● **Exercise brief**
Nothing in the data may be changed; retype all of it.

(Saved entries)

┄┄┄┄┄┄

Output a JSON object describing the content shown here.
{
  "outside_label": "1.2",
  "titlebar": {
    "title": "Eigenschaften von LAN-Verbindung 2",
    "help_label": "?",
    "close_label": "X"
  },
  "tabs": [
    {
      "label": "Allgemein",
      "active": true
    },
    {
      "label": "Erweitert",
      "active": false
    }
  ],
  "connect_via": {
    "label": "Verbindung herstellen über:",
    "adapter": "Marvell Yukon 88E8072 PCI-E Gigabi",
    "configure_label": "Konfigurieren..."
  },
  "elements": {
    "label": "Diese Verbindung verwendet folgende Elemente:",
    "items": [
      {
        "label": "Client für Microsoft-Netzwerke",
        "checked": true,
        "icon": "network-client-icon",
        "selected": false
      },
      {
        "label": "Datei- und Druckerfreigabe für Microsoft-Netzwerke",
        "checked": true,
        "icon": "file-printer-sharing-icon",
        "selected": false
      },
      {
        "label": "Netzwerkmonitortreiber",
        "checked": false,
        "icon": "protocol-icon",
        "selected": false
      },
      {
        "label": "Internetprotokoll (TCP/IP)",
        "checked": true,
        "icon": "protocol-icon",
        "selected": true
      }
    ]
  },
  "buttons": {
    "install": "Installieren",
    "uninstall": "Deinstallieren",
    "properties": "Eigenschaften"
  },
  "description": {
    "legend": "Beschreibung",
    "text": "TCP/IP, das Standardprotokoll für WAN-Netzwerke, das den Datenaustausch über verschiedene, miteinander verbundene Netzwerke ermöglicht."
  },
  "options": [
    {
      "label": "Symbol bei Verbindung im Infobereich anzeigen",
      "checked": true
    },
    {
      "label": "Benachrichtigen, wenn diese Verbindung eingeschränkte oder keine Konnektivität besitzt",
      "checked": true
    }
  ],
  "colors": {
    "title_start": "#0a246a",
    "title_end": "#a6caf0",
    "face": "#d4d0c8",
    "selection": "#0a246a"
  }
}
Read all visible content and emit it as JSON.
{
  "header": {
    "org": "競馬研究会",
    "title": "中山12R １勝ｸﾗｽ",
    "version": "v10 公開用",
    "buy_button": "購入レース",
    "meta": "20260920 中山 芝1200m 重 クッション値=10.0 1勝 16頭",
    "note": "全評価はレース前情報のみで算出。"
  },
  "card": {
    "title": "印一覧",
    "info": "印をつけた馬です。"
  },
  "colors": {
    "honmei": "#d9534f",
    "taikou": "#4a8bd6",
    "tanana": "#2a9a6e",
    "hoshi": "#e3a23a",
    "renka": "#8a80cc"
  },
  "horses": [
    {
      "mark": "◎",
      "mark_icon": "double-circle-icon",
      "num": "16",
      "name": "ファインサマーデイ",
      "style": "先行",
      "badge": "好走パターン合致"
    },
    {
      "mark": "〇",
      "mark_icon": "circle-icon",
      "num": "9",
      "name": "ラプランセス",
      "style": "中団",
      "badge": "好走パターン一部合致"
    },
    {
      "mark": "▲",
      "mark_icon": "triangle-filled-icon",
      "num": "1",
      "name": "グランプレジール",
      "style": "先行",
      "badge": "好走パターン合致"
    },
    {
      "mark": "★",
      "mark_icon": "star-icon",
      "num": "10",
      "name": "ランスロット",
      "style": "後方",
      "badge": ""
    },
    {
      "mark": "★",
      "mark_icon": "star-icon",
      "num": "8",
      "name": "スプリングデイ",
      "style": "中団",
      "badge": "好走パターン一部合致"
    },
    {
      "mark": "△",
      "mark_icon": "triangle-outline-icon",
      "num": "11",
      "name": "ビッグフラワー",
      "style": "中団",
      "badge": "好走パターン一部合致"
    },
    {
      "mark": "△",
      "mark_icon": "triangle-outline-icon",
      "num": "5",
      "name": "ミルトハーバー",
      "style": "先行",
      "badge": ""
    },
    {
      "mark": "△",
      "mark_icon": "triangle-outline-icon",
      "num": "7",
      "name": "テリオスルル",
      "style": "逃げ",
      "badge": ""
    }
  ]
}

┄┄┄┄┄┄

● **Task response**
Output a JSON object describing the content shown here.
{
  "outside_label": "1.2",
  "titlebar": {
    "title": "Eigenschaften von LAN-Verbindung 2",
    "help_label": "?",
    "close_label": "X"
  },
  "tabs": [
    {
      "label": "Allgemein",
      "active": true
    },
    {
      "label": "Erweitert",
      "active": false
    }
  ],
  "connect_via": {
    "label": "Verbindung herstellen über:",
    "adapter": "Marvell Yukon 88E8072 PCI-E Gigabi",
    "configure_label": "Konfigurieren..."
  },
  "elements": {
    "label": "Diese Verbindung verwendet folgende Elemente:",
    "items": [
      {
        "label": "Client für Microsoft-Netzwerke",
        "checked": true,
        "icon": "network-client-icon",
        "selected": false
      },
      {
        "label": "Datei- und Druckerfreigabe für Microsoft-Netzwerke",
        "checked": true,
        "icon": "file-printer-sharing-icon",
        "selected": false
      },
      {
        "label": "Netzwerkmonitortreiber",
        "checked": false,
        "icon": "protocol-icon",
        "selected": false
      },
      {
        "label": "Internetprotokoll (TCP/IP)",
        "checked": true,
        "icon": "protocol-icon",
        "selected": true
      }
    ]
  },
  "buttons": {
    "install": "Installieren",
    "uninstall": "Deinstallieren",
    "properties": "Eigenschaften"
  },
  "description": {
    "legend": "Beschreibung",
    "text": "TCP/IP, das Standardprotokoll für WAN-Netzwerke, das den Datenaustausch über verschiedene, miteinander verbundene Netzwerke ermöglicht."
  },
  "options": [
    {
      "label": "Symbol bei Verbindung im Infobereich anzeigen",
      "checked": true
    },
    {
      "label": "Benachrichtigen, wenn diese Verbindung eingeschränkte oder keine Konnektivität besitzt",
      "checked": true
    }
  ],
  "colors": {
    "title_start": "#0a246a",
    "title_end": "#a6caf0",
    "face": "#d4d0c8",
    "selection": "#0a246a"
  }
}
Read all visible content and emit it as JSON.
{
  "header": {
    "org": "競馬研究会",
    "title": "中山12R １勝ｸﾗｽ",
    "version": "v10 公開用",
    "buy_button": "購入レース",
    "meta": "20260920 中山 芝1200m 重 クッション値=10.0 1勝 16頭",
    "note": "全評価はレース前情報のみで算出。"
  },
  "card": {
    "title": "印一覧",
    "info": "印をつけた馬です。"
  },
  "colors": {
    "honmei": "#d9534f",
    "taikou": "#4a8bd6",
    "tanana": "#2a9a6e",
    "hoshi": "#e3a23a",
    "renka": "#8a80cc"
  },
  "horses": [
    {
      "mark": "◎",
      "mark_icon": "double-circle-icon",
      "num": "16",
      "name": "ファインサマーデイ",
      "style": "先行",
      "badge": "好走パターン合致"
    },
    {
      "mark": "〇",
      "mark_icon": "circle-icon",
      "num": "9",
      "name": "ラプランセス",
      "style": "中団",
      "badge": "好走パターン一部合致"
    },
    {
      "mark": "▲",
      "mark_icon": "triangle-filled-icon",
      "num": "1",
      "name": "グランプレジール",
      "style": "先行",
      "badge": "好走パターン合致"
    },
    {
      "mark": "★",
      "mark_icon": "star-icon",
      "num": "10",
      "name": "ランスロット",
      "style": "後方",
      "badge": ""
    },
    {
      "mark": "★",
      "mark_icon": "star-icon",
      "num": "8",
      "name": "スプリングデイ",
      "style": "中団",
      "badge": "好走パターン一部合致"
    },
    {
      "mark": "△",
      "mark_icon": "triangle-outline-icon",
      "num": "11",
      "name": "ビッグフラワー",
      "style": "中団",
      "badge": "好走パターン一部合致"
    },
    {
      "mark": "△",
      "mark_icon": "triangle-outline-icon",
      "num": "5",
      "name": "ミルトハーバー",
      "style": "先行",
      "badge": ""
    },
    {
      "mark": "△",
      "mark_icon": "triangle-outline-icon",
      "num": "7",
      "name": "テリオスルル",
      "style": "逃げ",
      "badge": ""
    }
  ]
}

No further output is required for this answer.